2. Jack Rackham
Like Edward English, Jack Rackham was quartermaster under Charles Vane, before gaining his own command, which he did by mutinying against Vane, declaring him a coward and taking his place. He worked in the Jamaica area, capturing many ships and building a good reputation (pirate-wise) some of which was due to having those two female warriors (Anne Bonney and Mary Read) under his command. He was captured and hanged in November 1820, with his gibbet standing in a place known today as Rackham’s Cay.
1 Black Beard
Jean Leon Gerome Ferris –
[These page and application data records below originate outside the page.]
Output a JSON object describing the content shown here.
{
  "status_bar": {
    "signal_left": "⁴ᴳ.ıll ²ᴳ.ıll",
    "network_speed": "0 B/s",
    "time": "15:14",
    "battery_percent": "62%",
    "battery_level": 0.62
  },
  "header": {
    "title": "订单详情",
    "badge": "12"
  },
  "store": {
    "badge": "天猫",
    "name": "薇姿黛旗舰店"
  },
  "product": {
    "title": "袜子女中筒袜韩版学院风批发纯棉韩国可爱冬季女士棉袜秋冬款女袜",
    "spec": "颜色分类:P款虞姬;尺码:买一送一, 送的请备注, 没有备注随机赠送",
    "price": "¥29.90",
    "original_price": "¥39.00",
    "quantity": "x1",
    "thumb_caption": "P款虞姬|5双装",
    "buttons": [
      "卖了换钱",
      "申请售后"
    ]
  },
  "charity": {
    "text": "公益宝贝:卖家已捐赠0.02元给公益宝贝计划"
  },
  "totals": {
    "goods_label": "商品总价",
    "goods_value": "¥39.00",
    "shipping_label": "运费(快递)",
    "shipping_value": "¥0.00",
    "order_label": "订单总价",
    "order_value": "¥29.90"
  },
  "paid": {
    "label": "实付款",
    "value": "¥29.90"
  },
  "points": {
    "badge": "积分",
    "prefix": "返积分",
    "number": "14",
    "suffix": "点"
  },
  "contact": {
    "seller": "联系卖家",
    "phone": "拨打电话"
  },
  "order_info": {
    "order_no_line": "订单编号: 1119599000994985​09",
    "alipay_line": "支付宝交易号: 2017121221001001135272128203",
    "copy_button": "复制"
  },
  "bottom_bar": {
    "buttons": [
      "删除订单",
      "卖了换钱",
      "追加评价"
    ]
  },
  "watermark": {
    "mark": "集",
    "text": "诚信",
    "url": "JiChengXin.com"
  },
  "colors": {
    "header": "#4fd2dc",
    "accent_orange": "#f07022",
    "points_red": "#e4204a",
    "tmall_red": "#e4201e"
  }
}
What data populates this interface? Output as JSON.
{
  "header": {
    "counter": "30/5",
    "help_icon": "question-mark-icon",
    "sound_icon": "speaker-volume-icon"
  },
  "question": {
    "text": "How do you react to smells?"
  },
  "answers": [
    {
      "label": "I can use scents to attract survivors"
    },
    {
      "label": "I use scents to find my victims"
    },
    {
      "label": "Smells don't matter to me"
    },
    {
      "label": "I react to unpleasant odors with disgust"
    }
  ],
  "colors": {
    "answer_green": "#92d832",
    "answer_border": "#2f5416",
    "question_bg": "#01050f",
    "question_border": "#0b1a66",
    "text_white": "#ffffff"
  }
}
Edward Teach, known as the fearsome Black Beard, was a pirate and also a man who understood the importance of image, unusual for those days. Despite his imposing and blood-thirsty appearance and tales of brutality that seemed to follow him, he was actually never known to harm those that he captured, often taking over ships with the permission of their crews, rather than by force. Little is known about where he came from, and it is highly unlikely that Edward Teach was his real name, as pirates often changed their names to protect their identities or those of their families. With so little known about him, it is unlikely that his real identity will ever be known… After his death, he became a romantic and popular figure, becoming the basis of many tales, anecdotes and stories of piracy, love and death on the high seas! He died in a fierce battle in 1719, during which he took no less than five bullets and received at least twenty injuries from a sword or other bladed weapon.